Home deliveries were curtailed or canceled in 1942 and 1943 by ice companies, dry cleaners, bakeries, drug stores, department stores and other businesses. Hamilton's postmaster ordered reductions in some mail deliveries and collections in November 1942 to conserve tires and gas, and to extend the life of postal vehicles.
The government ordered local and intercity bus lines to revise schedules and reduce stops to conserve fuel.
Bus passes were revoked for off-duty policemen and firemen, and the superintendent of the Hamilton system said charter bus service would be restricted to war-related trips.
In November 1942 Hamilton City Lines eliminated 70 stops in the city. Ohio Bus Lines dropped two stops in downtown Hamilton on Hamilton-Cincinnati runs.
Earlier, in July 1942, OPA had notified school officials that buses operating on tires obtained through rationing could be used only to haul pupils to and from school. Only buses with pre-war tires could be used for bands, athletic teams, field trips and other purposes.
Gas rationing and a 35-mph speed limit, which had been imposed in some states in May 1942, started in Butler County in December. It had been scheduled to begin Nov. 22, but was delayed nine days -- until 12:01 a.m. Tuesday, Dec. 1, 1942 -- because the government needed extra time to print rationing books and complete other details.
In mid November applications for gas rationing were taken at schools in Butler County. Later, vehicle owners were issued a book of ration stamps and a matching window sticker. Gas station attendants were supposed to check the window sticker to be sure it matched the ration book before removing the correct number of stamps and pumping the gas.
An "A" sticker provided the lowest allotment for passenger cars -- four gallons per week. A pamphlet said "the A ration is designed to provide an average of 240 miles per month; of this 150 miles is for occupational use and 90 miles is for family convenience. This is based on an average of 15 miles to the gallon." In Hamilton, owners of 9,913 cars and 26 motorcycles received A stickers.
Traffic violations cost gas coupons, especially those convicted of exceeding the 35-mph speed limit. The Hamilton ration board announced in August 1943 that gas rations were being suspended for convicted speeders.
In January 1943, a month after the start of gas rationing, Hamilton police reported traffic on city streets had dropped 50 percent while bus officials noted average daily ridership up about 2,000.
Some residents adjusted by forming what the government called "Victory Car Clubs," or car pools. Firms with more than 100 workers were ordered to organize transportation committees to encourage ride sharing.

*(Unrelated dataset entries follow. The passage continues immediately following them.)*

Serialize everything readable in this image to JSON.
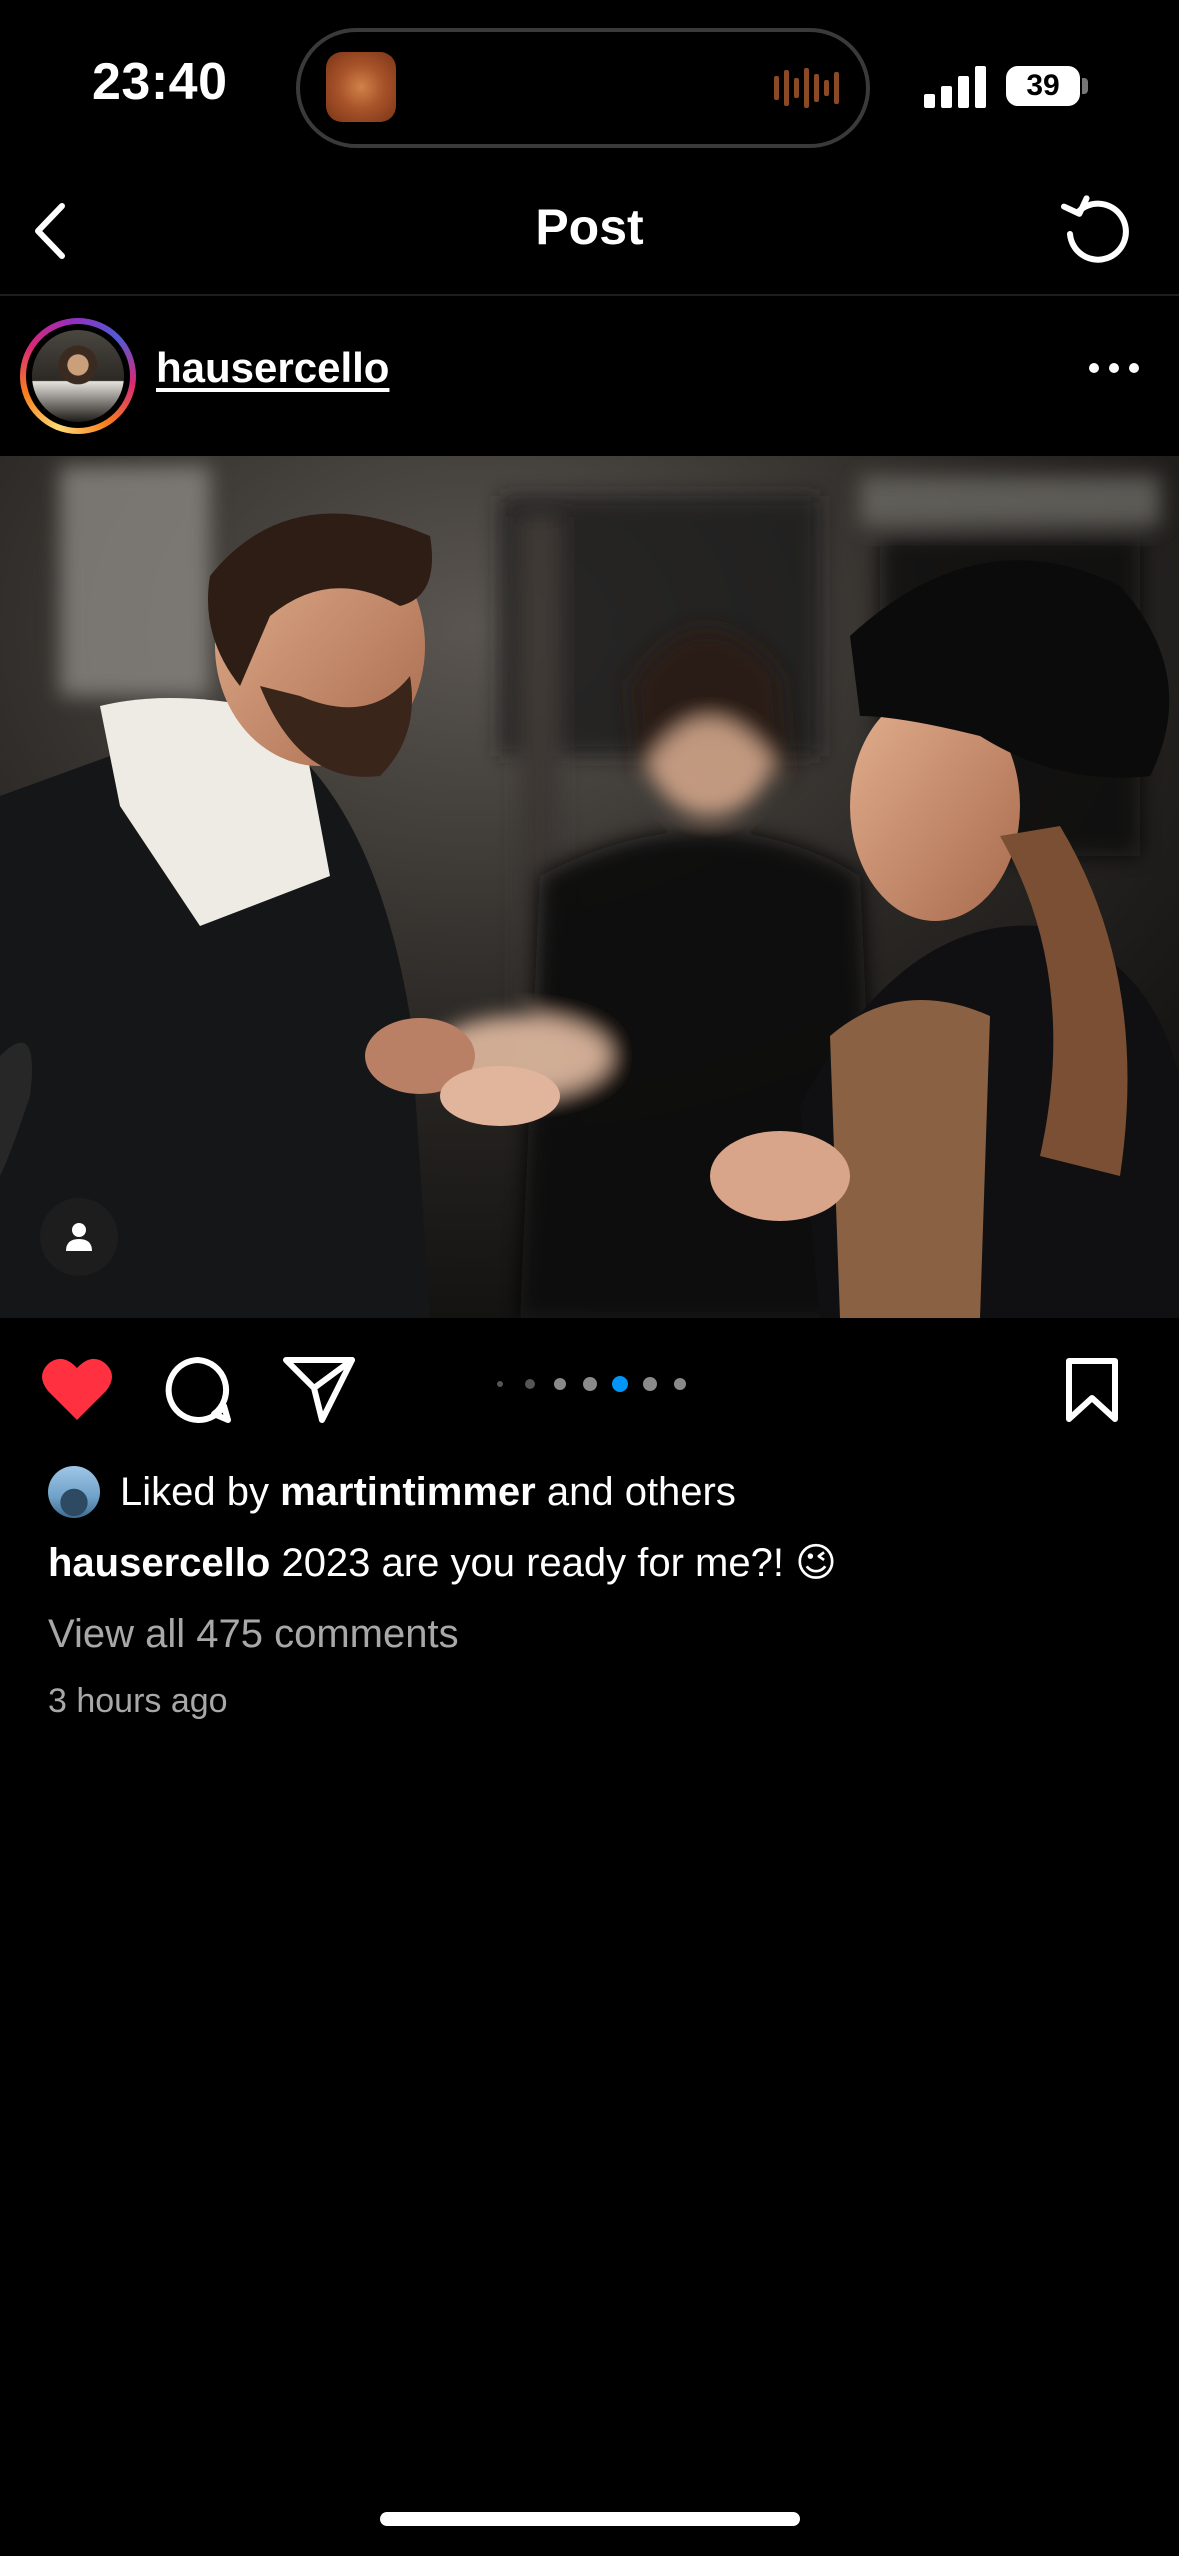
{
  "status_bar": {
    "time": "23:40",
    "battery": "39"
  },
  "nav": {
    "title": "Post",
    "back_icon": "chevron-left-icon",
    "refresh_icon": "refresh-icon"
  },
  "post": {
    "username": "hausercello",
    "caption_user": "hausercello",
    "caption_text": " 2023 are you ready for me?! 😉",
    "liked_by_prefix": "Liked by ",
    "liked_by_user": "martintimmer",
    "liked_by_suffix": " and others",
    "view_comments": "View all 475 comments",
    "time_ago": "3 hours ago",
    "carousel": {
      "count": 7,
      "active_index": 4
    }
  },
  "colors": {
    "heart": "#ff3040",
    "carousel_active": "#0095f6"
  }
}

Drivers placed stickers on their windshields instead of new license plates on their bumpers in the spring of 1943. The license stickers -- an effort to conserve metals -- went on sale in March 1943. The sticker was to be placed in the lower right corner of the front windshield by April 1, 1943, while the green-on-white 1942 steel plates remained on the front and back bumpers.

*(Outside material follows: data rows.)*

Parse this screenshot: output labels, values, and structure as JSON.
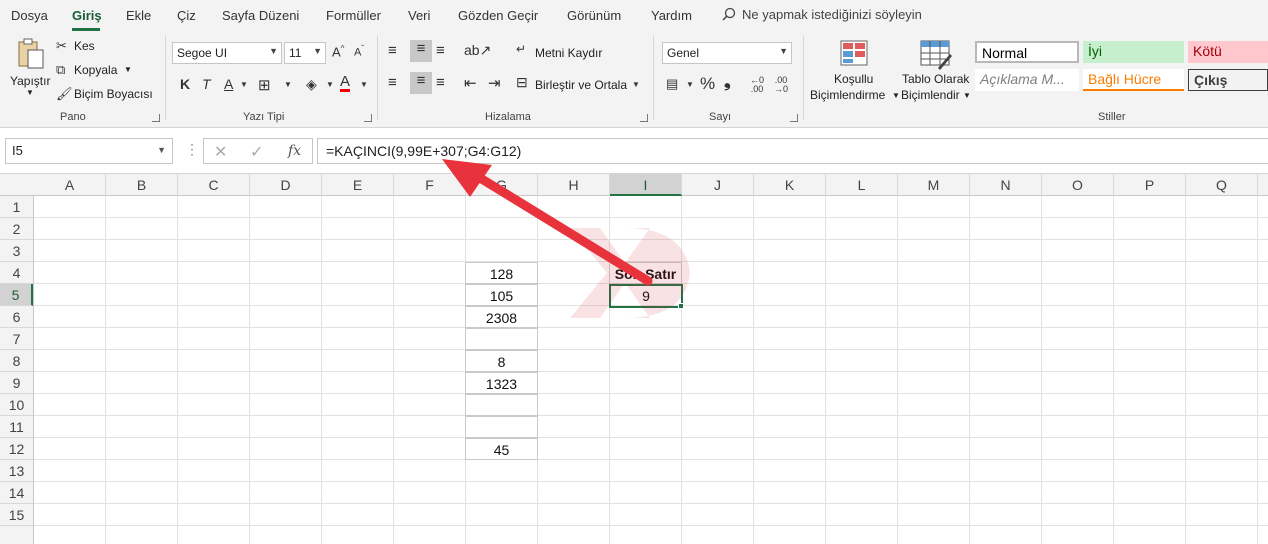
{
  "menu": {
    "items": [
      "Dosya",
      "Giriş",
      "Ekle",
      "Çiz",
      "Sayfa Düzeni",
      "Formüller",
      "Veri",
      "Gözden Geçir",
      "Görünüm",
      "Yardım"
    ],
    "active": "Giriş",
    "tell_me": "Ne yapmak istediğinizi söyleyin"
  },
  "ribbon": {
    "clipboard": {
      "paste": "Yapıştır",
      "cut": "Kes",
      "copy": "Kopyala",
      "format_painter": "Biçim Boyacısı",
      "group_label": "Pano"
    },
    "font": {
      "name": "Segoe UI",
      "size": "11",
      "bold": "K",
      "italic": "T",
      "underline": "A",
      "group_label": "Yazı Tipi"
    },
    "alignment": {
      "wrap_text": "Metni Kaydır",
      "merge_center": "Birleştir ve Ortala",
      "group_label": "Hizalama"
    },
    "number": {
      "format": "Genel",
      "percent": "%",
      "comma": "❟",
      "group_label": "Sayı"
    },
    "styles": {
      "conditional_line1": "Koşullu",
      "conditional_line2": "Biçimlendirme",
      "table_line1": "Tablo Olarak",
      "table_line2": "Biçimlendir",
      "normal": "Normal",
      "good": "İyi",
      "bad": "Kötü",
      "explanatory": "Açıklama M...",
      "linked_cell": "Bağlı Hücre",
      "output": "Çıkış",
      "group_label": "Stiller"
    }
  },
  "formula_bar": {
    "name_box": "I5",
    "formula": "=KAÇINCI(9,99E+307;G4:G12)"
  },
  "columns": [
    "A",
    "B",
    "C",
    "D",
    "E",
    "F",
    "G",
    "H",
    "I",
    "J",
    "K",
    "L",
    "M",
    "N",
    "O",
    "P",
    "Q"
  ],
  "rows": [
    "1",
    "2",
    "3",
    "4",
    "5",
    "6",
    "7",
    "8",
    "9",
    "10",
    "11",
    "12",
    "13",
    "14",
    "15"
  ],
  "selected_column": "I",
  "selected_row": "5",
  "g_values": [
    "128",
    "105",
    "2308",
    "",
    "8",
    "1323",
    "",
    "",
    "45"
  ],
  "header_cell": "Son Satır",
  "result_cell": "9",
  "colors": {
    "accent": "#217346",
    "arrow": "#e8333c",
    "good_bg": "#c6efce",
    "bad_bg": "#ffc7ce",
    "linked_text": "#fa7d00"
  }
}
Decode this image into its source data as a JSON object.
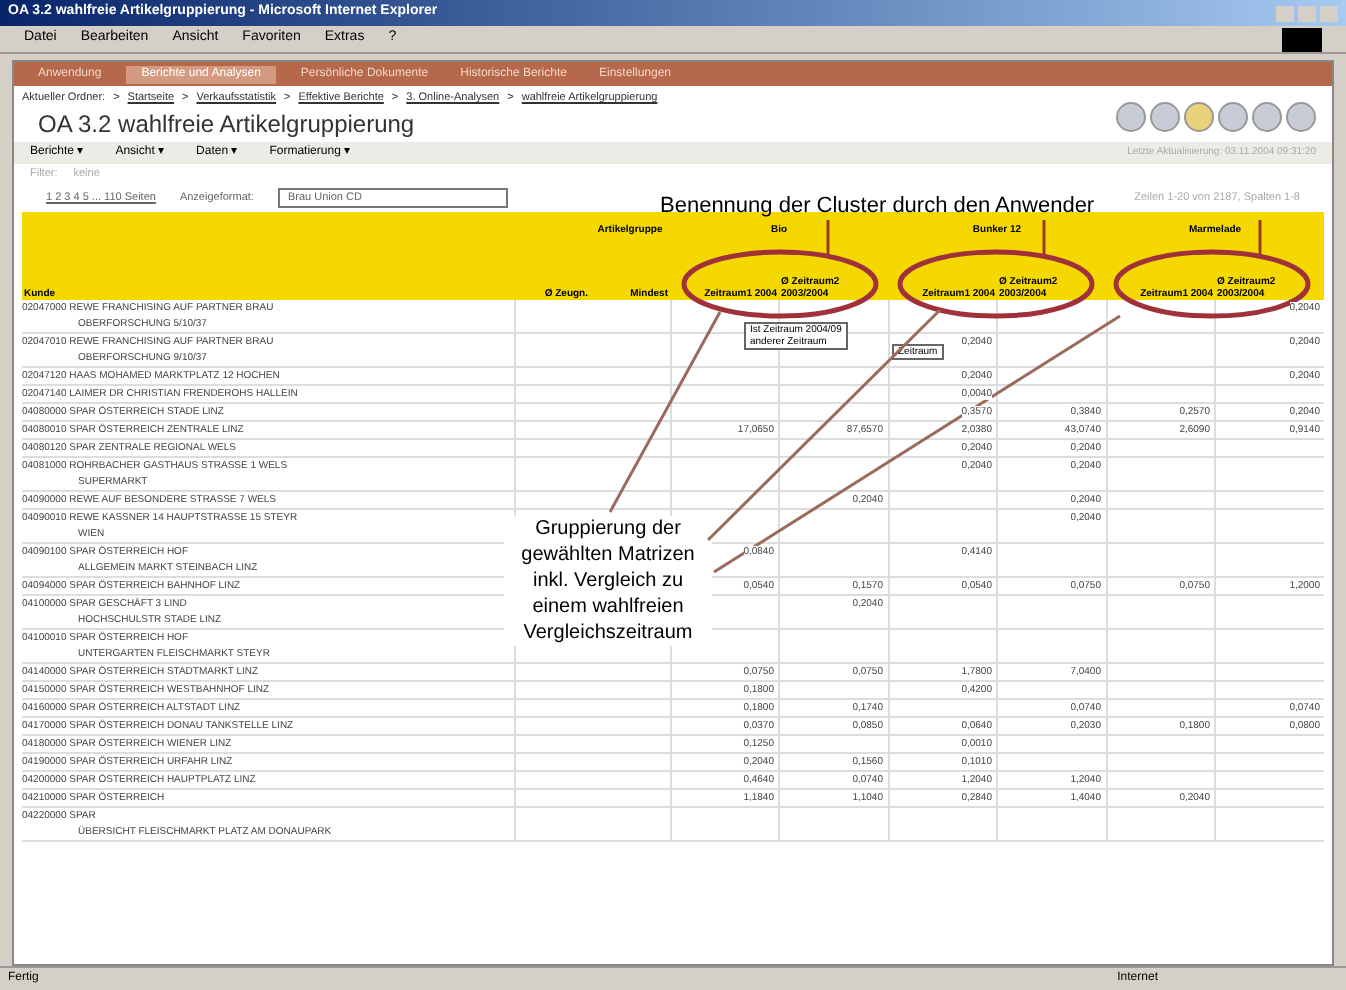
{
  "window": {
    "title": "OA 3.2 wahlfreie Artikelgruppierung - Microsoft Internet Explorer"
  },
  "menu": [
    "Datei",
    "Bearbeiten",
    "Ansicht",
    "Favoriten",
    "Extras",
    "?"
  ],
  "nav_tabs": [
    {
      "label": "Anwendung",
      "selected": false
    },
    {
      "label": "Berichte und Analysen",
      "selected": true
    },
    {
      "label": "Persönliche Dokumente",
      "selected": false
    },
    {
      "label": "Historische Berichte",
      "selected": false
    },
    {
      "label": "Einstellungen",
      "selected": false
    }
  ],
  "breadcrumb": {
    "separator": ">",
    "items": [
      "Aktueller Ordner:",
      "Startseite",
      "Verkaufsstatistik",
      "Effektive Berichte",
      "3. Online-Analysen",
      "wahlfreie Artikelgruppierung"
    ]
  },
  "page_title": "OA 3.2 wahlfreie Artikelgruppierung",
  "toolbar": [
    "Berichte ▾",
    "Ansicht ▾",
    "Daten ▾",
    "Formatierung ▾"
  ],
  "last_update": "Letzte Aktualisierung: 03.11.2004 09:31:20",
  "filter": {
    "label": "Filter:",
    "value": "keine"
  },
  "paging": {
    "pages": "1 2 3 4 5 ... 110 Seiten",
    "format_label": "Anzeigeformat:",
    "format_value": "Brau Union CD",
    "info": "Zeilen 1-20 von 2187, Spalten 1-8"
  },
  "table": {
    "group_headers": [
      "Artikelgruppe",
      "Bio",
      "Bunker 12",
      "Marmelade"
    ],
    "columns": [
      "Kunde",
      "Ø Zeugn.",
      "Mindest",
      "Zeitraum1 2004",
      "Ø Zeitraum2 2003/2004",
      "Zeitraum1 2004",
      "Ø Zeitraum2 2003/2004",
      "Zeitraum1 2004",
      "Ø Zeitraum2 2003/2004"
    ],
    "popups": [
      [
        "Ist Zeitraum 2004/09",
        "anderer Zeitraum"
      ],
      [
        "Zeitraum"
      ]
    ],
    "rows": [
      {
        "name": [
          "02047000 REWE FRANCHISING AUF PARTNER BRAU",
          "OBERFORSCHUNG 5/10/37"
        ],
        "values": {
          "marmelade_2": "0,2040"
        }
      },
      {
        "name": [
          "02047010 REWE FRANCHISING AUF PARTNER BRAU",
          "OBERFORSCHUNG 9/10/37"
        ],
        "values": {
          "bunker_1": "0,2040",
          "marmelade_2": "0,2040"
        }
      },
      {
        "name": [
          "02047120 HAAS MOHAMED MARKTPLATZ 12 HOCHEN"
        ],
        "values": {
          "bunker_1": "0,2040",
          "marmelade_2": "0,2040"
        }
      },
      {
        "name": [
          "02047140 LAIMER DR CHRISTIAN FRENDEROHS HALLEIN"
        ],
        "values": {
          "bunker_1": "0,0040"
        }
      },
      {
        "name": [
          "04080000 SPAR ÖSTERREICH STADE LINZ"
        ],
        "values": {
          "bunker_1": "0,3570",
          "bunker_2": "0,3840",
          "marmelade_1": "0,2570",
          "marmelade_2": "0,2040"
        }
      },
      {
        "name": [
          "04080010 SPAR ÖSTERREICH ZENTRALE LINZ"
        ],
        "values": {
          "bio_1": "17,0650",
          "bio_2": "87,6570",
          "bunker_1": "2,0380",
          "bunker_2": "43,0740",
          "marmelade_1": "2,6090",
          "marmelade_2": "0,9140"
        }
      },
      {
        "name": [
          "04080120 SPAR ZENTRALE REGIONAL WELS"
        ],
        "values": {
          "bunker_1": "0,2040",
          "bunker_2": "0,2040"
        }
      },
      {
        "name": [
          "04081000 ROHRBACHER GASTHAUS STRASSE 1 WELS",
          "SUPERMARKT"
        ],
        "values": {
          "bunker_1": "0,2040",
          "bunker_2": "0,2040"
        }
      },
      {
        "name": [
          "04090000 REWE AUF BESONDERE STRASSE 7 WELS"
        ],
        "values": {
          "bio_2": "0,2040",
          "bunker_2": "0,2040"
        }
      },
      {
        "name": [
          "04090010 REWE KASSNER 14 HAUPTSTRASSE 15 STEYR",
          "WIEN"
        ],
        "values": {
          "bunker_2": "0,2040"
        }
      },
      {
        "name": [
          "04090100 SPAR ÖSTERREICH HOF",
          "ALLGEMEIN MARKT STEINBACH LINZ"
        ],
        "values": {
          "bio_1": "0,0840",
          "bunker_1": "0,4140"
        }
      },
      {
        "name": [
          "04094000 SPAR ÖSTERREICH BAHNHOF LINZ"
        ],
        "values": {
          "bio_1": "0,0540",
          "bio_2": "0,1570",
          "bunker_1": "0,0540",
          "bunker_2": "0,0750",
          "marmelade_1": "0,0750",
          "marmelade_2": "1,2000"
        }
      },
      {
        "name": [
          "04100000 SPAR GESCHÄFT 3 LIND",
          "HOCHSCHULSTR STADE LINZ"
        ],
        "values": {
          "bio_2": "0,2040"
        }
      },
      {
        "name": [
          "04100010 SPAR ÖSTERREICH HOF",
          "UNTERGARTEN FLEISCHMARKT STEYR"
        ],
        "values": {}
      },
      {
        "name": [
          "04140000 SPAR ÖSTERREICH STADTMARKT LINZ"
        ],
        "values": {
          "bio_1": "0,0750",
          "bio_2": "0,0750",
          "bunker_1": "1,7800",
          "bunker_2": "7,0400"
        }
      },
      {
        "name": [
          "04150000 SPAR ÖSTERREICH WESTBAHNHOF LINZ"
        ],
        "values": {
          "bio_1": "0,1800",
          "bunker_1": "0,4200"
        }
      },
      {
        "name": [
          "04160000 SPAR ÖSTERREICH ALTSTADT LINZ"
        ],
        "values": {
          "bio_1": "0,1800",
          "bio_2": "0,1740",
          "bunker_2": "0,0740",
          "marmelade_2": "0,0740"
        }
      },
      {
        "name": [
          "04170000 SPAR ÖSTERREICH DONAU TANKSTELLE LINZ"
        ],
        "values": {
          "bio_1": "0,0370",
          "bio_2": "0,0850",
          "bunker_1": "0,0640",
          "bunker_2": "0,2030",
          "marmelade_1": "0,1800",
          "marmelade_2": "0,0800"
        }
      },
      {
        "name": [
          "04180000 SPAR ÖSTERREICH WIENER LINZ"
        ],
        "values": {
          "bio_1": "0,1250",
          "bunker_1": "0,0010"
        }
      },
      {
        "name": [
          "04190000 SPAR ÖSTERREICH URFAHR LINZ"
        ],
        "values": {
          "bio_1": "0,2040",
          "bio_2": "0,1560",
          "bunker_1": "0,1010"
        }
      },
      {
        "name": [
          "04200000 SPAR ÖSTERREICH HAUPTPLATZ LINZ"
        ],
        "values": {
          "bio_1": "0,4640",
          "bio_2": "0,0740",
          "bunker_1": "1,2040",
          "bunker_2": "1,2040"
        }
      },
      {
        "name": [
          "04210000 SPAR ÖSTERREICH"
        ],
        "values": {
          "bio_1": "1,1840",
          "bio_2": "1,1040",
          "bunker_1": "0,2840",
          "bunker_2": "1,4040",
          "marmelade_1": "0,2040"
        }
      },
      {
        "name": [
          "04220000 SPAR",
          "ÜBERSICHT FLEISCHMARKT PLATZ AM DONAUPARK"
        ],
        "values": {}
      }
    ]
  },
  "annotations": {
    "top": "Benennung der Cluster durch den Anwender",
    "bottom": "Gruppierung der gewählten Matrizen inkl. Vergleich zu einem wahlfreien Vergleichszeitraum"
  },
  "status_bar": {
    "left": "Fertig",
    "right": "Internet"
  }
}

Because war production had priority on materials and labor, road-building plans were shelved. This included a proposed north-south super highway in western Ohio along the abandoned right-of-way of the 249-mile Miami & Erie Canal. Two segments had been completed in Butler County in the 1930s -- Erie Highway in Hamilton and Verity Parkway in Middletown, both part of Ohio 4.
Discussions continued after the war, but the project stalled and died. Instead, after federal approval of the interstate system in 1956, the plan for a super highway over former canal land was replaced by I-75, built through rural eastern Butler County, not through the two cities.
Most wartime travel limits were relaxed or canceled soon after 1945 victory celebrations -- V-E Day (victory in Europe) May 8, and V-J Day (victory over Japan) Aug. 14.